▶ [WHAT YOU SHOULD DO]:
What follows is a set of records. Copy them exactly and leave out the images.

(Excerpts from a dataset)
Start of Block

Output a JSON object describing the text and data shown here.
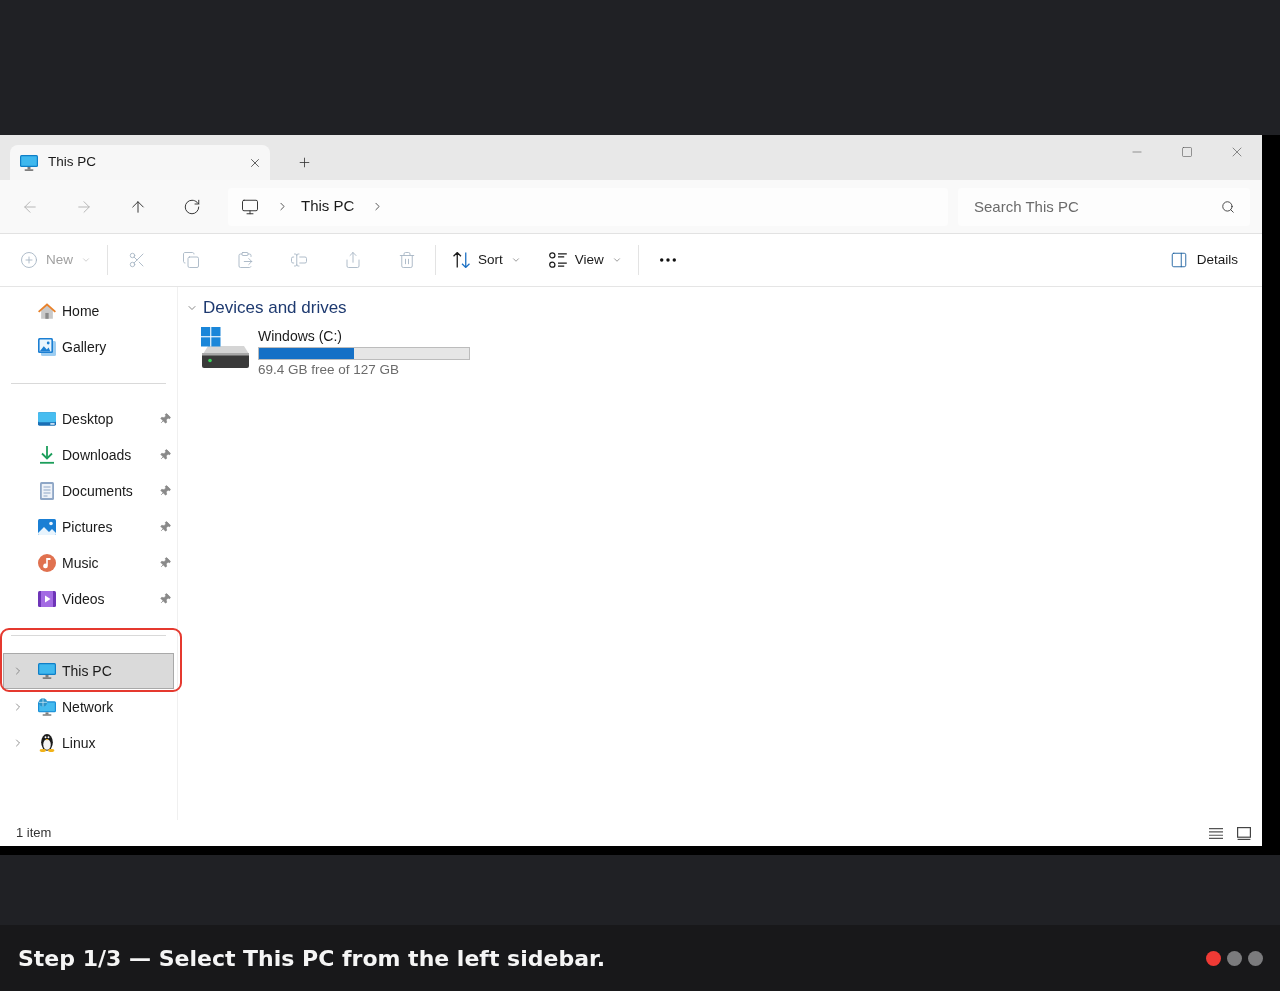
{
  "tabs": [
    {
      "title": "This PC",
      "selected": true
    }
  ],
  "nav_buttons": [
    {
      "disabled": true
    },
    {
      "disabled": true
    },
    {
      "disabled": false
    },
    {
      "disabled": false
    }
  ],
  "address_bar": {
    "breadcrumbs": [
      "This PC"
    ]
  },
  "search": {
    "placeholder": "Search This PC"
  },
  "toolbar": {
    "groups": [
      [
        {
          "kind": "dropdown",
          "label": "New",
          "disabled": true
        }
      ],
      [
        {
          "kind": "icon",
          "disabled": true
        },
        {
          "kind": "icon",
          "disabled": true
        },
        {
          "kind": "icon",
          "disabled": true
        },
        {
          "kind": "icon",
          "disabled": true
        },
        {
          "kind": "icon",
          "disabled": true
        },
        {
          "kind": "icon",
          "disabled": true
        }
      ],
      [
        {
          "kind": "dropdown",
          "label": "Sort",
          "disabled": false
        },
        {
          "kind": "dropdown",
          "label": "View",
          "disabled": false
        }
      ],
      [
        {
          "kind": "more",
          "disabled": false
        }
      ]
    ],
    "details_button": {
      "label": "Details"
    }
  },
  "sidebar": {
    "sections": [
      {
        "items": [
          {
            "label": "Home",
            "pinned": false,
            "selected": false,
            "highlighted": false
          },
          {
            "label": "Gallery",
            "pinned": false,
            "selected": false,
            "highlighted": false
          }
        ]
      },
      {
        "items": [
          {
            "label": "Desktop",
            "pinned": true,
            "selected": false,
            "highlighted": false
          },
          {
            "label": "Downloads",
            "pinned": true,
            "selected": false,
            "highlighted": false
          },
          {
            "label": "Documents",
            "pinned": true,
            "selected": false,
            "highlighted": false
          },
          {
            "label": "Pictures",
            "pinned": true,
            "selected": false,
            "highlighted": false
          },
          {
            "label": "Music",
            "pinned": true,
            "selected": false,
            "highlighted": false
          },
          {
            "label": "Videos",
            "pinned": true,
            "selected": false,
            "highlighted": false
          }
        ]
      },
      {
        "items": [
          {
            "label": "This PC",
            "pinned": false,
            "expanded": false,
            "selected": true,
            "highlighted": true
          },
          {
            "label": "Network",
            "pinned": false,
            "expanded": false,
            "selected": false,
            "highlighted": false
          },
          {
            "label": "Linux",
            "pinned": false,
            "expanded": false,
            "selected": false,
            "highlighted": false
          }
        ]
      }
    ]
  },
  "content": {
    "groups": [
      {
        "title": "Devices and drives",
        "expanded": true,
        "items": [
          {
            "name": "Windows (C:)",
            "level": 0.45,
            "space": "69.4 GB free of 127 GB"
          }
        ]
      }
    ]
  },
  "status_bar": {
    "item_count": "1 item"
  },
  "caption": {
    "text": "Step 1/3 — Select This PC from the left sidebar.",
    "steps": [
      {
        "selected": true
      },
      {
        "selected": false
      },
      {
        "selected": false
      }
    ]
  }
}
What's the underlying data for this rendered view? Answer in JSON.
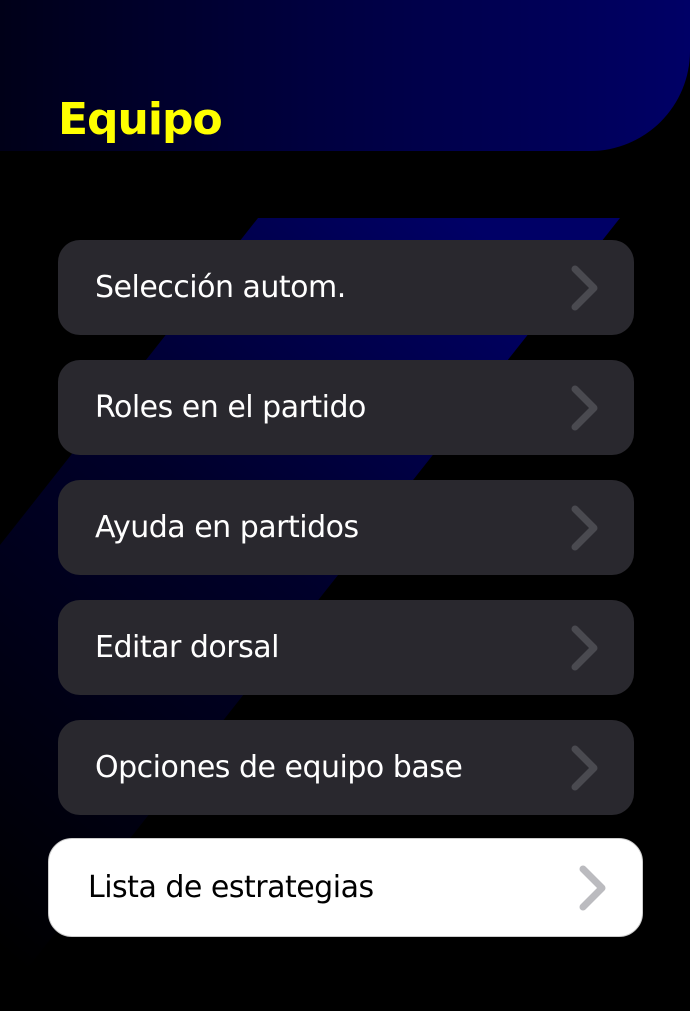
{
  "header": {
    "title": "Equipo"
  },
  "menu": {
    "items": [
      {
        "label": "Selección autom.",
        "icon": "chevron-right-icon"
      },
      {
        "label": "Roles en el partido",
        "icon": "chevron-right-icon"
      },
      {
        "label": "Ayuda en partidos",
        "icon": "chevron-right-icon"
      },
      {
        "label": "Editar dorsal",
        "icon": "chevron-right-icon"
      },
      {
        "label": "Opciones de equipo base",
        "icon": "chevron-right-icon"
      },
      {
        "label": "Lista de estrategias",
        "icon": "chevron-right-icon",
        "selected": true
      }
    ]
  },
  "colors": {
    "accent": "#ffff00",
    "navy": "#000066",
    "item_bg": "#29282e",
    "selected_bg": "#ffffff"
  }
}
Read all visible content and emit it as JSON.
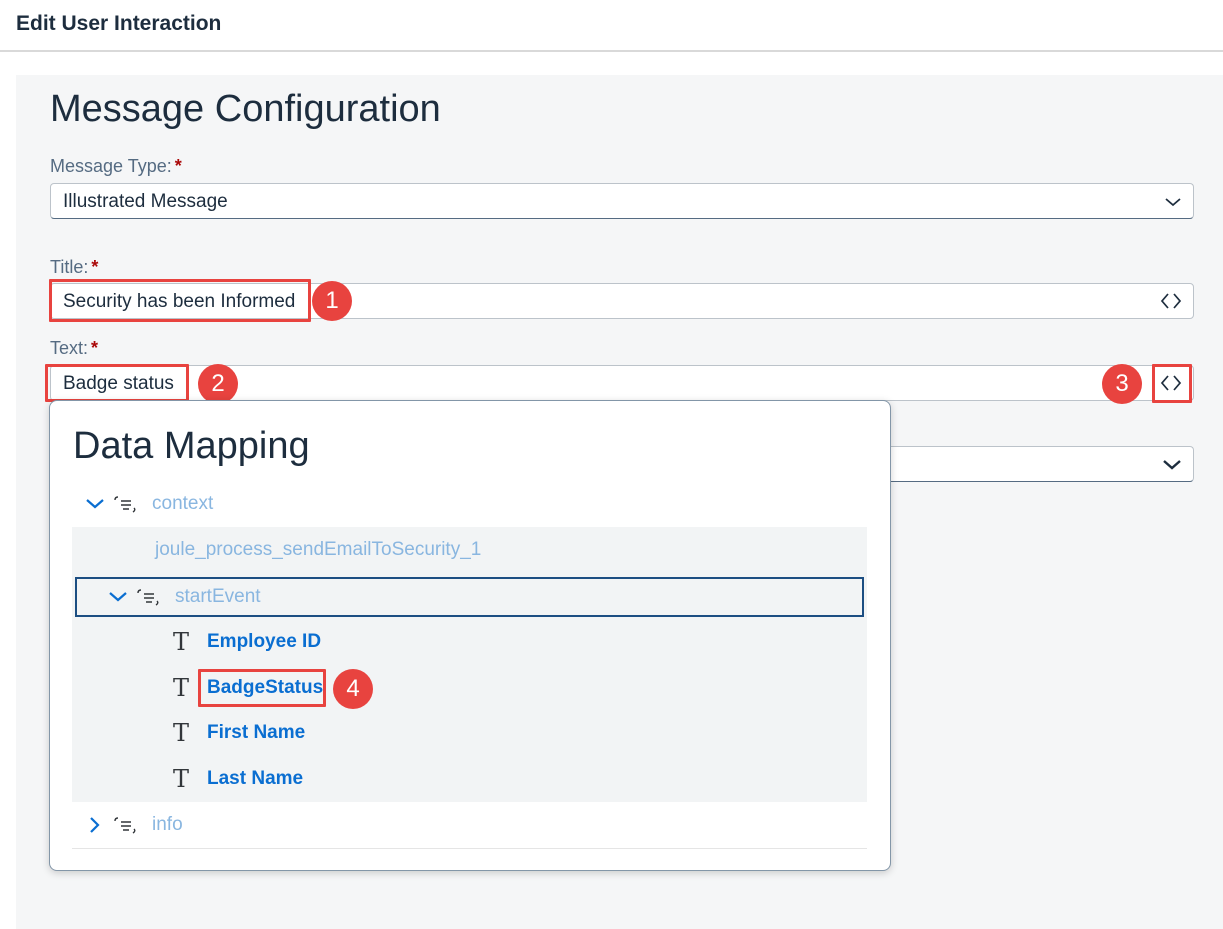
{
  "header": {
    "title": "Edit User Interaction"
  },
  "section": {
    "title": "Message Configuration"
  },
  "form": {
    "message_type": {
      "label": "Message Type:",
      "required": "*",
      "value": "Illustrated Message"
    },
    "title": {
      "label": "Title:",
      "required": "*",
      "value": "Security has been Informed"
    },
    "text": {
      "label": "Text:",
      "required": "*",
      "value": "Badge status"
    }
  },
  "callouts": [
    "1",
    "2",
    "3",
    "4"
  ],
  "data_mapping": {
    "title": "Data Mapping",
    "tree": {
      "context": {
        "label": "context",
        "icon": "structure-icon",
        "expanded": true
      },
      "process": {
        "label": "joule_process_sendEmailToSecurity_1"
      },
      "start_event": {
        "label": "startEvent",
        "icon": "structure-icon",
        "expanded": true
      },
      "fields": [
        {
          "label": "Employee ID",
          "icon": "text-type-icon"
        },
        {
          "label": "BadgeStatus",
          "icon": "text-type-icon"
        },
        {
          "label": "First Name",
          "icon": "text-type-icon"
        },
        {
          "label": "Last Name",
          "icon": "text-type-icon"
        }
      ],
      "info": {
        "label": "info",
        "icon": "structure-icon",
        "expanded": false
      }
    }
  },
  "colors": {
    "accent": "#0a6ed1",
    "highlight": "#e8433f",
    "required": "#aa0808"
  }
}
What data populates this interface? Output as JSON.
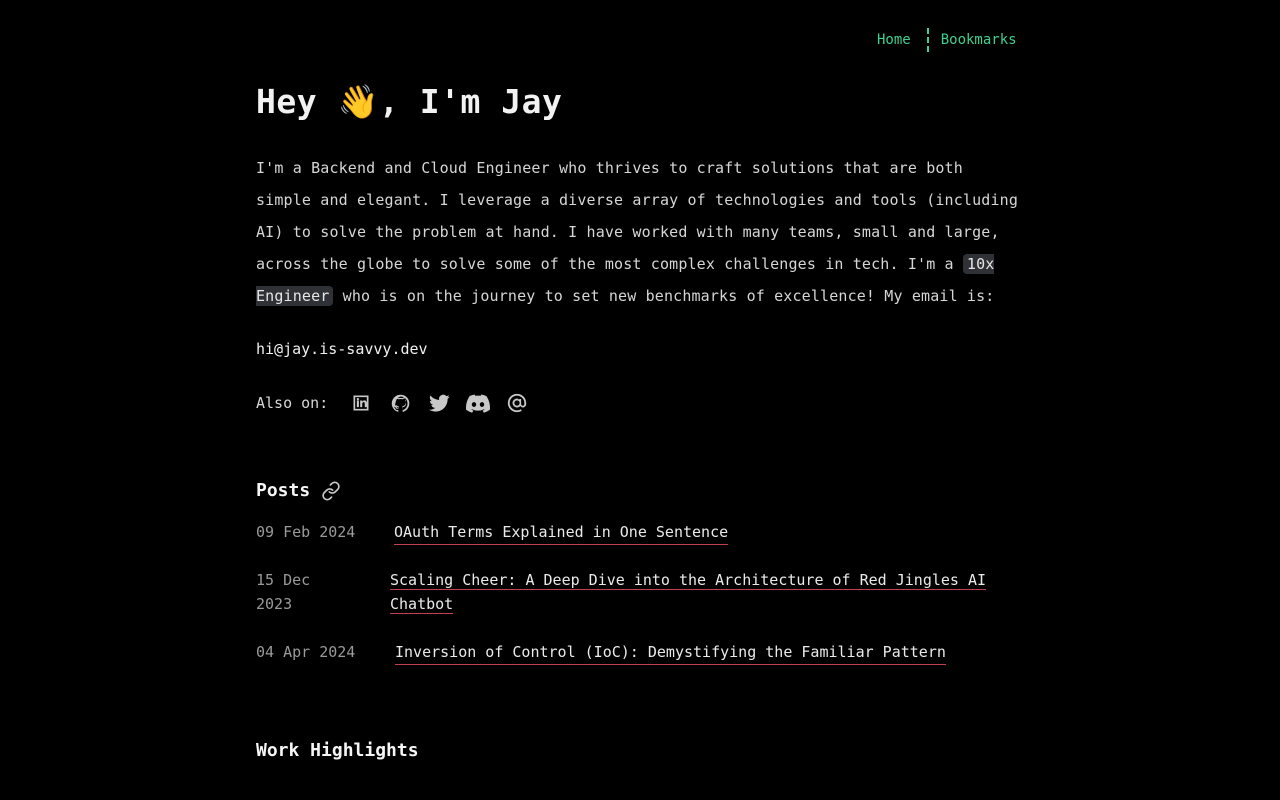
{
  "nav": {
    "home": "Home",
    "bookmarks": "Bookmarks"
  },
  "hero": {
    "title": "Hey 👋, I'm Jay"
  },
  "intro": {
    "part1": "I'm a Backend and Cloud Engineer who thrives to craft solutions that are both simple and elegant. I leverage a diverse array of technologies and tools (including AI) to solve the problem at hand. I have worked with many teams, small and large, across the globe to solve some of the most complex challenges in tech. I'm a ",
    "highlight": "10x Engineer",
    "part2": " who is on the journey to set new benchmarks of excellence! My email is:"
  },
  "contact": {
    "email": "hi@jay.is-savvy.dev",
    "also_label": "Also on:",
    "social": [
      "linkedin-icon",
      "github-icon",
      "twitter-icon",
      "discord-icon",
      "at-sign-icon"
    ]
  },
  "posts": {
    "heading": "Posts",
    "items": [
      {
        "date": "09 Feb 2024",
        "title": "OAuth Terms Explained in One Sentence"
      },
      {
        "date": "15 Dec 2023",
        "title": "Scaling Cheer: A Deep Dive into the Architecture of Red Jingles AI Chatbot"
      },
      {
        "date": "04 Apr 2024",
        "title": "Inversion of Control (IoC): Demystifying the Familiar Pattern"
      }
    ]
  },
  "work": {
    "heading": "Work Highlights"
  },
  "colors": {
    "accent": "#3fcf8e",
    "link_underline": "#c2414b",
    "background": "#000000"
  }
}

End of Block

▶ [SOLUTION FOR THIS PROBLEM]:
Output a JSON object describing the text and data shown here.
{
  "tabs": [
    {
      "title": "This PC",
      "selected": true
    }
  ],
  "nav_buttons": [
    {
      "disabled": true
    },
    {
      "disabled": true
    },
    {
      "disabled": false
    },
    {
      "disabled": false
    }
  ],
  "address_bar": {
    "breadcrumbs": [
      "This PC"
    ]
  },
  "search": {
    "placeholder": "Search This PC"
  },
  "toolbar": {
    "groups": [
      [
        {
          "kind": "dropdown",
          "label": "New",
          "disabled": true
        }
      ],
      [
        {
          "kind": "icon",
          "disabled": true
        },
        {
          "kind": "icon",
          "disabled": true
        },
        {
          "kind": "icon",
          "disabled": true
        },
        {
          "kind": "icon",
          "disabled": true
        },
        {
          "kind": "icon",
          "disabled": true
        },
        {
          "kind": "icon",
          "disabled": true
        }
      ],
      [
        {
          "kind": "dropdown",
          "label": "Sort",
          "disabled": false
        },
        {
          "kind": "dropdown",
          "label": "View",
          "disabled": false
        }
      ],
      [
        {
          "kind": "more",
          "disabled": false
        }
      ]
    ],
    "details_button": {
      "label": "Details"
    }
  },
  "sidebar": {
    "sections": [
      {
        "items": [
          {
            "label": "Home",
            "pinned": false,
            "selected": false,
            "highlighted": false
          },
          {
            "label": "Gallery",
            "pinned": false,
            "selected": false,
            "highlighted": false
          }
        ]
      },
      {
        "items": [
          {
            "label": "Desktop",
            "pinned": true,
            "selected": false,
            "highlighted": false
          },
          {
            "label": "Downloads",
            "pinned": true,
            "selected": false,
            "highlighted": false
          },
          {
            "label": "Documents",
            "pinned": true,
            "selected": false,
            "highlighted": false
          },
          {
            "label": "Pictures",
            "pinned": true,
            "selected": false,
            "highlighted": false
          },
          {
            "label": "Music",
            "pinned": true,
            "selected": false,
            "highlighted": false
          },
          {
            "label": "Videos",
            "pinned": true,
            "selected": false,
            "highlighted": false
          }
        ]
      },
      {
        "items": [
          {
            "label": "This PC",
            "pinned": false,
            "expanded": false,
            "selected": true,
            "highlighted": true
          },
          {
            "label": "Network",
            "pinned": false,
            "expanded": false,
            "selected": false,
            "highlighted": false
          },
          {
            "label": "Linux",
            "pinned": false,
            "expanded": false,
            "selected": false,
            "highlighted": false
          }
        ]
      }
    ]
  },
  "content": {
    "groups": [
      {
        "title": "Devices and drives",
        "expanded": true,
        "items": [
          {
            "name": "Windows (C:)",
            "level": 0.45,
            "space": "69.4 GB free of 127 GB"
          }
        ]
      }
    ]
  },
  "status_bar": {
    "item_count": "1 item"
  },
  "caption": {
    "text": "Step 1/3 — Select This PC from the left sidebar.",
    "steps": [
      {
        "selected": true
      },
      {
        "selected": false
      },
      {
        "selected": false
      }
    ]
  }
}
What's the underlying data for this rendered view? Answer in JSON.
{
  "header": {
    "title": "Equipo"
  },
  "menu": {
    "items": [
      {
        "label": "Selección autom.",
        "icon": "chevron-right-icon"
      },
      {
        "label": "Roles en el partido",
        "icon": "chevron-right-icon"
      },
      {
        "label": "Ayuda en partidos",
        "icon": "chevron-right-icon"
      },
      {
        "label": "Editar dorsal",
        "icon": "chevron-right-icon"
      },
      {
        "label": "Opciones de equipo base",
        "icon": "chevron-right-icon"
      },
      {
        "label": "Lista de estrategias",
        "icon": "chevron-right-icon",
        "selected": true
      }
    ]
  },
  "colors": {
    "accent": "#ffff00",
    "navy": "#000066",
    "item_bg": "#29282e",
    "selected_bg": "#ffffff"
  }
}
Read all visible content and emit it as JSON.
{
  "header": {
    "title": "Edit User Interaction"
  },
  "section": {
    "title": "Message Configuration"
  },
  "form": {
    "message_type": {
      "label": "Message Type:",
      "required": "*",
      "value": "Illustrated Message"
    },
    "title": {
      "label": "Title:",
      "required": "*",
      "value": "Security has been Informed"
    },
    "text": {
      "label": "Text:",
      "required": "*",
      "value": "Badge status"
    }
  },
  "callouts": [
    "1",
    "2",
    "3",
    "4"
  ],
  "data_mapping": {
    "title": "Data Mapping",
    "tree": {
      "context": {
        "label": "context",
        "icon": "structure-icon",
        "expanded": true
      },
      "process": {
        "label": "joule_process_sendEmailToSecurity_1"
      },
      "start_event": {
        "label": "startEvent",
        "icon": "structure-icon",
        "expanded": true
      },
      "fields": [
        {
          "label": "Employee ID",
          "icon": "text-type-icon"
        },
        {
          "label": "BadgeStatus",
          "icon": "text-type-icon"
        },
        {
          "label": "First Name",
          "icon": "text-type-icon"
        },
        {
          "label": "Last Name",
          "icon": "text-type-icon"
        }
      ],
      "info": {
        "label": "info",
        "icon": "structure-icon",
        "expanded": false
      }
    }
  },
  "colors": {
    "accent": "#0a6ed1",
    "highlight": "#e8433f",
    "required": "#aa0808"
  }
}
What data populates this interface? Output as JSON.
{
  "nav": {
    "home": "Home",
    "bookmarks": "Bookmarks"
  },
  "hero": {
    "title": "Hey 👋, I'm Jay"
  },
  "intro": {
    "part1": "I'm a Backend and Cloud Engineer who thrives to craft solutions that are both simple and elegant. I leverage a diverse array of technologies and tools (including AI) to solve the problem at hand. I have worked with many teams, small and large, across the globe to solve some of the most complex challenges in tech. I'm a ",
    "highlight": "10x Engineer",
    "part2": " who is on the journey to set new benchmarks of excellence! My email is:"
  },
  "contact": {
    "email": "hi@jay.is-savvy.dev",
    "also_label": "Also on:",
    "social": [
      "linkedin-icon",
      "github-icon",
      "twitter-icon",
      "discord-icon",
      "at-sign-icon"
    ]
  },
  "posts": {
    "heading": "Posts",
    "items": [
      {
        "date": "09 Feb 2024",
        "title": "OAuth Terms Explained in One Sentence"
      },
      {
        "date": "15 Dec 2023",
        "title": "Scaling Cheer: A Deep Dive into the Architecture of Red Jingles AI Chatbot"
      },
      {
        "date": "04 Apr 2024",
        "title": "Inversion of Control (IoC): Demystifying the Familiar Pattern"
      }
    ]
  },
  "work": {
    "heading": "Work Highlights"
  },
  "colors": {
    "accent": "#3fcf8e",
    "link_underline": "#c2414b",
    "background": "#000000"
  }
}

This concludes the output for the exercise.